- _DIRECTIONS FOR THIS TASK_
Pick out each line of the records in which the word "user" appears.
══ MATERIAL PROVIDED
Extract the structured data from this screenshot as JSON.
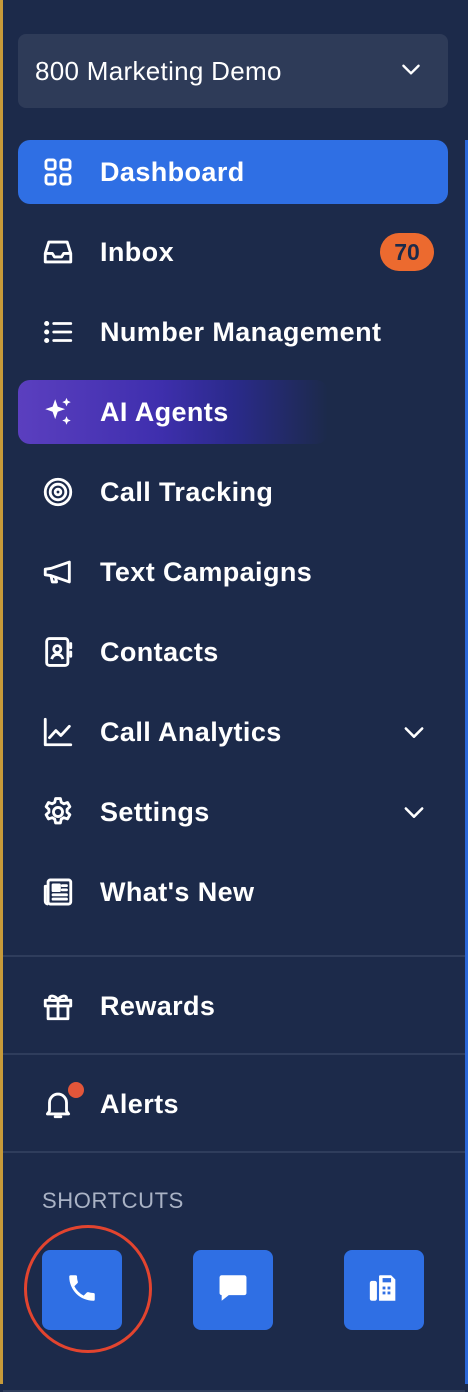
{
  "workspace": {
    "name": "800 Marketing Demo"
  },
  "nav": {
    "dashboard": "Dashboard",
    "inbox": "Inbox",
    "inbox_badge": "70",
    "number_management": "Number Management",
    "ai_agents": "AI Agents",
    "call_tracking": "Call Tracking",
    "text_campaigns": "Text Campaigns",
    "contacts": "Contacts",
    "call_analytics": "Call Analytics",
    "settings": "Settings",
    "whats_new": "What's New",
    "rewards": "Rewards",
    "alerts": "Alerts"
  },
  "shortcuts": {
    "label": "SHORTCUTS"
  },
  "icons": {
    "dashboard": "grid-icon",
    "inbox": "inbox-tray-icon",
    "number_management": "list-icon",
    "ai_agents": "sparkles-icon",
    "call_tracking": "target-icon",
    "text_campaigns": "megaphone-icon",
    "contacts": "contact-card-icon",
    "call_analytics": "line-chart-icon",
    "settings": "gear-icon",
    "whats_new": "newspaper-icon",
    "rewards": "gift-icon",
    "alerts": "bell-icon",
    "shortcut_call": "phone-icon",
    "shortcut_message": "chat-bubble-icon",
    "shortcut_fax": "fax-icon"
  },
  "colors": {
    "background": "#1c2a4a",
    "accent": "#2f6fe4",
    "badge": "#ec6a2f",
    "alert_dot": "#e2563a",
    "ai_gradient_start": "#5b3fbf",
    "highlight_ring": "#e2442f"
  }
}
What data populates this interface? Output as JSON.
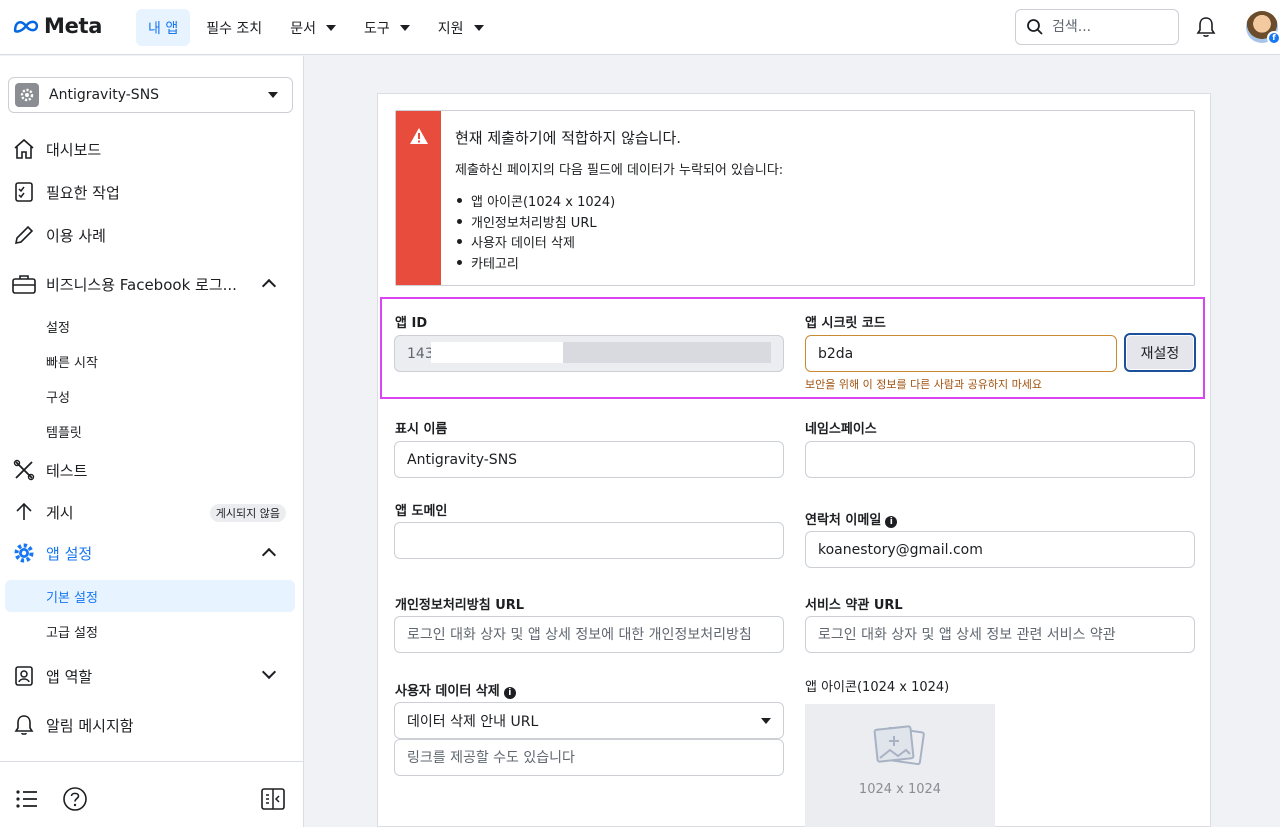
{
  "topbar": {
    "logo": "Meta",
    "nav": [
      {
        "label": "내 앱",
        "active": true,
        "dropdown": false
      },
      {
        "label": "필수 조치",
        "active": false,
        "dropdown": false
      },
      {
        "label": "문서",
        "active": false,
        "dropdown": true
      },
      {
        "label": "도구",
        "active": false,
        "dropdown": true
      },
      {
        "label": "지원",
        "active": false,
        "dropdown": true
      }
    ],
    "search_placeholder": "검색..."
  },
  "sidebar": {
    "app_name": "Antigravity-SNS",
    "items": {
      "dashboard": "대시보드",
      "required_actions": "필요한 작업",
      "use_cases": "이용 사례",
      "business_login": "비즈니스용 Facebook 로그...",
      "settings": "설정",
      "quickstart": "빠른 시작",
      "configuration": "구성",
      "templates": "템플릿",
      "test": "테스트",
      "publish": "게시",
      "publish_badge": "게시되지 않음",
      "app_settings": "앱 설정",
      "basic_settings": "기본 설정",
      "advanced_settings": "고급 설정",
      "app_roles": "앱 역할",
      "alerts": "알림 메시지함"
    }
  },
  "alert": {
    "title": "현재 제출하기에 적합하지 않습니다.",
    "description": "제출하신 페이지의 다음 필드에 데이터가 누락되어 있습니다:",
    "missing_fields": [
      "앱 아이콘(1024 x 1024)",
      "개인정보처리방침 URL",
      "사용자 데이터 삭제",
      "카테고리"
    ]
  },
  "form": {
    "app_id_label": "앱 ID",
    "app_id_value": "143",
    "app_secret_label": "앱 시크릿 코드",
    "app_secret_value": "b2da",
    "reset_button": "재설정",
    "secret_hint": "보안을 위해 이 정보를 다른 사람과 공유하지 마세요",
    "display_name_label": "표시 이름",
    "display_name_value": "Antigravity-SNS",
    "namespace_label": "네임스페이스",
    "namespace_value": "",
    "app_domain_label": "앱 도메인",
    "contact_email_label": "연락처 이메일",
    "contact_email_value": "koanestory@gmail.com",
    "privacy_url_label": "개인정보처리방침 URL",
    "privacy_url_placeholder": "로그인 대화 상자 및 앱 상세 정보에 대한 개인정보처리방침",
    "tos_url_label": "서비스 약관 URL",
    "tos_url_placeholder": "로그인 대화 상자 및 앱 상세 정보 관련 서비스 약관",
    "data_deletion_label": "사용자 데이터 삭제",
    "data_deletion_option": "데이터 삭제 안내 URL",
    "data_deletion_placeholder": "링크를 제공할 수도 있습니다",
    "app_icon_label": "앱 아이콘(1024 x 1024)",
    "app_icon_dimensions": "1024 x 1024"
  },
  "colors": {
    "brand": "#1877f2",
    "alert_red": "#e74c3c",
    "highlight": "#d946ef",
    "hint": "#a0520f"
  }
}
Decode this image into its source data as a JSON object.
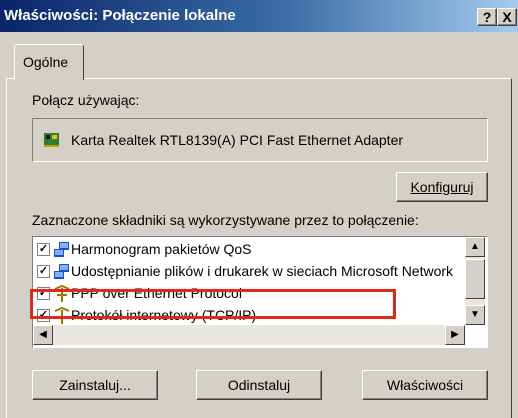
{
  "window": {
    "title": "Właściwości: Połączenie lokalne",
    "help_label": "?",
    "close_label": "X"
  },
  "tabs": [
    {
      "label": "Ogólne"
    }
  ],
  "connect_using": {
    "label": "Połącz używając:",
    "adapter_name": "Karta Realtek RTL8139(A) PCI Fast Ethernet Adapter",
    "configure_label": "Konfiguruj"
  },
  "components": {
    "label": "Zaznaczone składniki są wykorzystywane przez to połączenie:",
    "items": [
      {
        "label": "Harmonogram pakietów QoS",
        "checked": true,
        "icon": "network-service-icon"
      },
      {
        "label": "Udostępnianie plików i drukarek w sieciach Microsoft Network",
        "checked": true,
        "icon": "network-service-icon"
      },
      {
        "label": "PPP over Ethernet Protocol",
        "checked": true,
        "icon": "protocol-icon",
        "highlighted": true
      },
      {
        "label": "Protokół internetowy (TCP/IP)",
        "checked": true,
        "icon": "protocol-icon"
      }
    ],
    "highlight_color": "#e0281e"
  },
  "buttons": {
    "install": "Zainstaluj...",
    "uninstall": "Odinstaluj",
    "properties": "Właściwości"
  },
  "colors": {
    "titlebar_start": "#0a246a",
    "titlebar_end": "#a6caf0",
    "dialog_bg": "#d4d0c8"
  }
}
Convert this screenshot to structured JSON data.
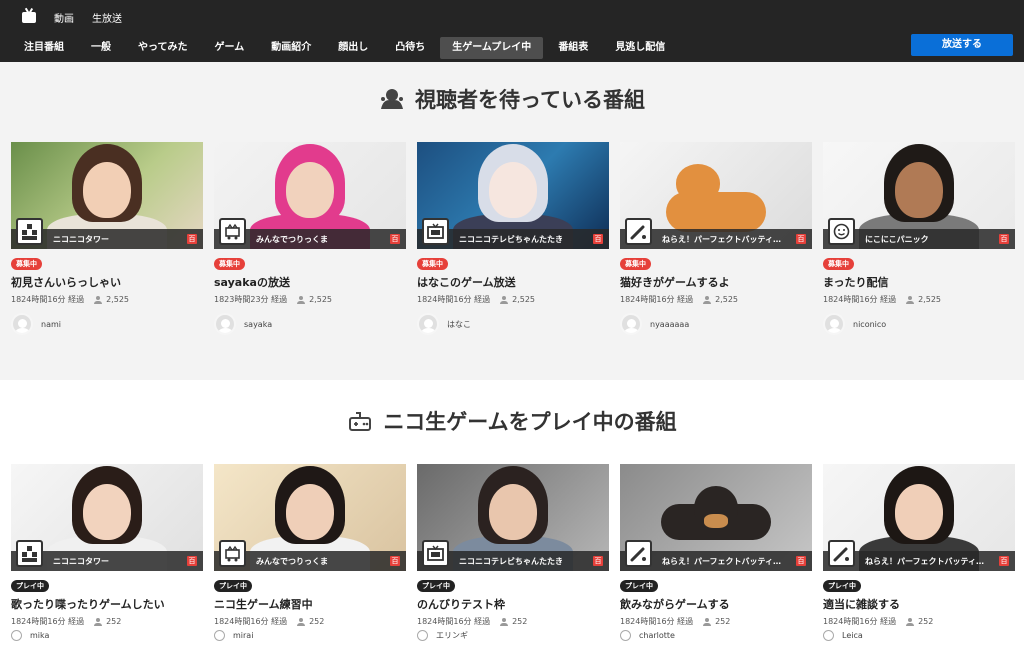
{
  "header": {
    "top_links": [
      "動画",
      "生放送"
    ],
    "nav": [
      {
        "label": "注目番組",
        "active": false
      },
      {
        "label": "一般",
        "active": false
      },
      {
        "label": "やってみた",
        "active": false
      },
      {
        "label": "ゲーム",
        "active": false
      },
      {
        "label": "動画紹介",
        "active": false
      },
      {
        "label": "顔出し",
        "active": false
      },
      {
        "label": "凸待ち",
        "active": false
      },
      {
        "label": "生ゲームプレイ中",
        "active": true
      },
      {
        "label": "番組表",
        "active": false
      },
      {
        "label": "見逃し配信",
        "active": false
      }
    ],
    "broadcast_button": "放送する",
    "accent_color": "#0a6fd8"
  },
  "sections": [
    {
      "title": "視聴者を待っている番組",
      "icon": "waiting-person-icon",
      "cards": [
        {
          "channel": "ニコニコタワー",
          "channel_icon": "tower-icon",
          "status": "募集中",
          "title": "初見さんいらっしゃい",
          "elapsed": "1824時間16分 経過",
          "viewers": "2,525",
          "user": "nami"
        },
        {
          "channel": "みんなでつりっくま",
          "channel_icon": "bear-cart-icon",
          "status": "募集中",
          "title": "sayakaの放送",
          "elapsed": "1823時間23分 経過",
          "viewers": "2,525",
          "user": "sayaka"
        },
        {
          "channel": "ニコニコテレビちゃんたたき",
          "channel_icon": "tv-icon",
          "status": "募集中",
          "title": "はなこのゲーム放送",
          "elapsed": "1824時間16分 経過",
          "viewers": "2,525",
          "user": "はなこ"
        },
        {
          "channel": "ねらえ！パーフェクトバッティ…",
          "channel_icon": "bat-icon",
          "status": "募集中",
          "title": "猫好きがゲームするよ",
          "elapsed": "1824時間16分 経過",
          "viewers": "2,525",
          "user": "nyaaaaaa"
        },
        {
          "channel": "にこにこパニック",
          "channel_icon": "smile-icon",
          "status": "募集中",
          "title": "まったり配信",
          "elapsed": "1824時間16分 経過",
          "viewers": "2,525",
          "user": "niconico"
        }
      ]
    },
    {
      "title": "ニコ生ゲームをプレイ中の番組",
      "icon": "game-controller-icon",
      "cards": [
        {
          "channel": "ニコニコタワー",
          "channel_icon": "tower-icon",
          "status": "プレイ中",
          "title": "歌ったり喋ったりゲームしたい",
          "elapsed": "1824時間16分 経過",
          "viewers": "252",
          "user": "mika"
        },
        {
          "channel": "みんなでつりっくま",
          "channel_icon": "bear-cart-icon",
          "status": "プレイ中",
          "title": "ニコ生ゲーム練習中",
          "elapsed": "1824時間16分 経過",
          "viewers": "252",
          "user": "mirai"
        },
        {
          "channel": "ニコニコテレビちゃんたたき",
          "channel_icon": "tv-icon",
          "status": "プレイ中",
          "title": "のんびりテスト枠",
          "elapsed": "1824時間16分 経過",
          "viewers": "252",
          "user": "エリンギ"
        },
        {
          "channel": "ねらえ！パーフェクトバッティング",
          "channel_icon": "bat-icon",
          "status": "プレイ中",
          "title": "飲みながらゲームする",
          "elapsed": "1824時間16分 経過",
          "viewers": "252",
          "user": "charlotte"
        },
        {
          "channel": "ねらえ！パーフェクトバッティング",
          "channel_icon": "bat-icon",
          "status": "プレイ中",
          "title": "適当に雑談する",
          "elapsed": "1824時間16分 経過",
          "viewers": "252",
          "user": "Leica"
        }
      ]
    }
  ],
  "channel_badge": "百"
}
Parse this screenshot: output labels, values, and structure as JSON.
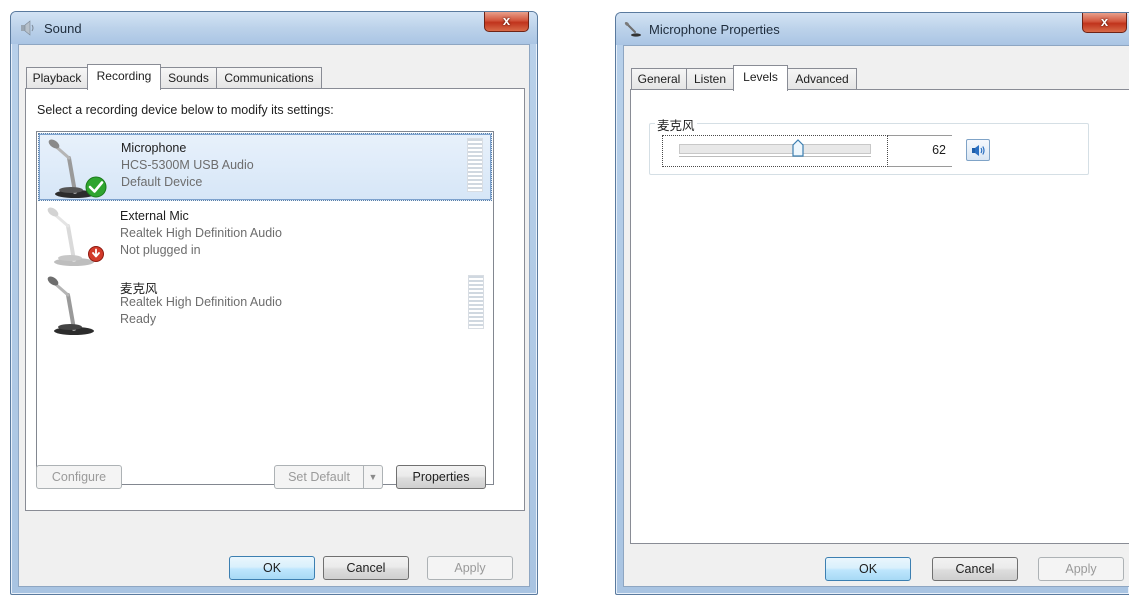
{
  "sound_dialog": {
    "title": "Sound",
    "close_glyph": "x",
    "tabs": [
      {
        "label": "Playback"
      },
      {
        "label": "Recording",
        "active": true
      },
      {
        "label": "Sounds"
      },
      {
        "label": "Communications"
      }
    ],
    "instruction": "Select a recording device below to modify its settings:",
    "devices": [
      {
        "name": "Microphone",
        "description": "HCS-5300M USB Audio",
        "status": "Default Device",
        "badge": "check-icon",
        "selected": true
      },
      {
        "name": "External Mic",
        "description": "Realtek High Definition Audio",
        "status": "Not plugged in",
        "badge": "unplugged-icon",
        "selected": false
      },
      {
        "name": "麦克风",
        "description": "Realtek High Definition Audio",
        "status": "Ready",
        "badge": "",
        "selected": false
      }
    ],
    "buttons": {
      "configure": "Configure",
      "set_default": "Set Default",
      "properties": "Properties",
      "ok": "OK",
      "cancel": "Cancel",
      "apply": "Apply"
    }
  },
  "properties_dialog": {
    "title": "Microphone Properties",
    "close_glyph": "x",
    "tabs": [
      {
        "label": "General"
      },
      {
        "label": "Listen"
      },
      {
        "label": "Levels",
        "active": true
      },
      {
        "label": "Advanced"
      }
    ],
    "level": {
      "label": "麦克风",
      "value": "62",
      "slider_fraction": 0.62
    },
    "buttons": {
      "ok": "OK",
      "cancel": "Cancel",
      "apply": "Apply"
    }
  },
  "colors": {
    "accent": "#3c7fb1",
    "status_ok": "#2fa52f",
    "status_unplugged": "#d23a2a"
  }
}
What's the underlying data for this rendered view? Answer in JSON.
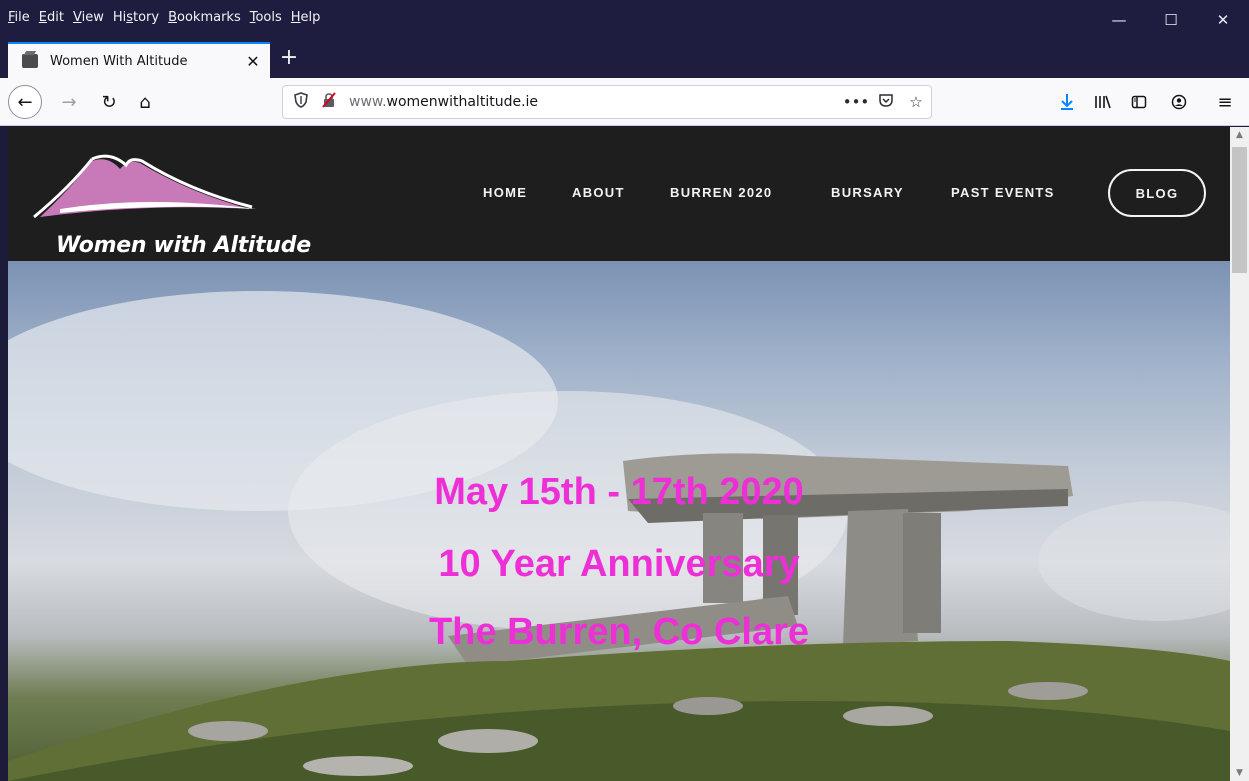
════
- _RESPONSE_
          "user": "nami"
          "user": "sayaka"
          "user": "はなこ"
          "user": "nyaaaaaa"
          "user": "niconico"
          "user": "mika"
          "user": "mirai"
          "user": "エリンギ"
          "user": "charlotte"
          "user": "Leica"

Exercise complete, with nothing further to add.